How To Survive A Second Location

By Jeff Larsh, TwoBrain Mentor
“It was such a great opportunity.”
“I would never have gotten another chance.”
“It made sense at the time.”
“I thought it would be so cool to own two locations!”
“I wanted to help more people.”
No matter what your reason(s), you have found yourself here: with a second location and it’s not everything you thought it was going to be.  The notoriety isn’t as grand as you expected. You aren’t helping more people. And you certainly are not making double the money (and sometimes less than you did before).
I am not going to beat around the bush.  You are in entrepreneurial limbo and if drastic change does not happen soon, you can lose one or both of your businesses or perhaps even worse, you will be exactly where you are now in 5 years.  So pull up your bootstraps, it’s time to get you back to where you belong.
Step 1: Lock up your Legal
If you are the sole owner, skip this step!  If you are in a partnership, you need a solid Shareholders Agreement.  This needs to be done as soon as possible. You are about to make drastic changes and you and your partners may not see eye to eye.  In the case that things do go south, a Shareholder Agreement will outline exactly how those business relationships are going to end, in order to be fair to all parties involved.
Download our Sample Shareholders’ Agreement Template here.
Step 2:  Divide and Conquer
This one is going to be hard and I can already hear most of you saying: “there’s no way it can survive on its own!” but you need to cut the cord between the gyms.  Separate the expenses. If there are any that are shared, divide them out.

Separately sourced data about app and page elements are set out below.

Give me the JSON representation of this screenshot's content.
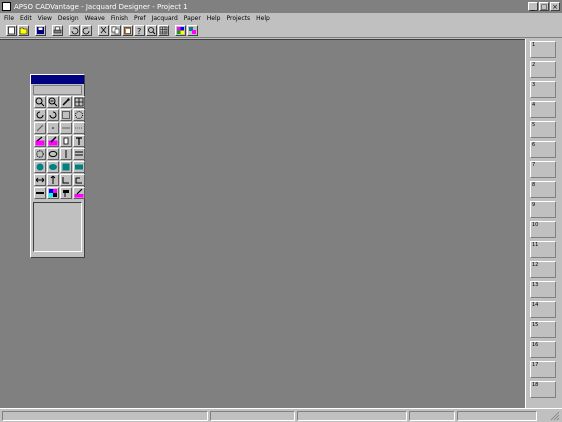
{
  "window": {
    "title": "APSO CADVantage - Jacquard Designer - Project 1",
    "minimize": "_",
    "maximize": "□",
    "close": "×"
  },
  "menu": [
    "File",
    "Edit",
    "View",
    "Design",
    "Weave",
    "Finish",
    "Pref",
    "Jacquard",
    "Paper",
    "Help",
    "Projects",
    "Help"
  ],
  "toolbar": {
    "buttons": [
      "new-icon",
      "open-icon",
      "save-icon",
      "print-icon",
      "undo-icon",
      "redo-icon",
      "cut-icon",
      "copy-icon",
      "paste-icon",
      "help-icon",
      "zoom-icon",
      "grid-icon",
      "color-icon",
      "swap-icon"
    ]
  },
  "palette": {
    "tools": [
      "zoom-in-icon",
      "zoom-out-icon",
      "eyedropper-icon",
      "grid-icon",
      "rotate-icon",
      "rotate-left-icon",
      "select-rect-icon",
      "select-lasso-icon",
      "pencil-icon",
      "dots-icon",
      "line-icon",
      "spray-icon",
      "fill-magenta-icon",
      "brush-magenta-icon",
      "bucket-icon",
      "text-icon",
      "circle-icon",
      "ellipse-icon",
      "vertical-line-icon",
      "horizontal-lines-icon",
      "filled-circle-icon",
      "filled-ellipse-icon",
      "filled-square-icon",
      "filled-rect-icon",
      "horizontal-arrow-icon",
      "vertical-arrow-icon",
      "corner-icon",
      "corner-right-icon",
      "pattern-icon",
      "color-swatch-icon",
      "paint-icon",
      "magenta-brush-icon"
    ]
  },
  "right_panel": {
    "cells": [
      "1",
      "2",
      "3",
      "4",
      "5",
      "6",
      "7",
      "8",
      "9",
      "10",
      "11",
      "12",
      "13",
      "14",
      "15",
      "16",
      "17",
      "18"
    ]
  }
}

If your second location cannot stand on its own as it is, you either have to make drastic changes to how you are operating or you need to shut it down.
Step 3: Back to Basics
It’s been a fun couple years with you playing with lots of great ideas and there will come a time when you can return to these.  But now it’s your responsibility, and your duty, to step up and do what is truly hard: and that is aggressively streamlining where you spend your time and money.  
You only have a finite amount of time and ALL of it needs to go towards the core aspects of your business. You need to drop any and all extra projects that aren’t core to your operations.  Any side hustles? Shut them down. Retail initiatives? Gone. Extra programming online? Not anymore. If it’s something that only exists because it is “nice” for your members to have, it should probably go.   Get focused.
Financially, we are talking a significant limiting of expenses.  You need to make every dollar count. Got a class that has low attendance?  Drop it. Buying extra SkiErgs? Not for the next little while you aren’t. You need to become obsessively aware of where you spend your money and then limit this spending at all costs.
Step 4: Ask for Help
If you have a second location and are struggling; you are not the only one and you do not have to find your way out by yourself.  Others have travelled these roads before you and can help you navigate the potholes and tight turns, but only after you have put aside your fears and doubts and asked for help.
Owning a second location can at times feel like a burden and add a tremendous amount of stress but if done right, it can also be rewarding, profitable, and a true marker of entrepreneurial success.  
Are you ready to do what is necessary?
Jeff Larsh owns Tidal CrossFit, with four locations in the Toronto area.


One more thing!

Did you know gym owners can earn $100,000 a year with no more than 150 clients? We wrote a guide showing you exactly how.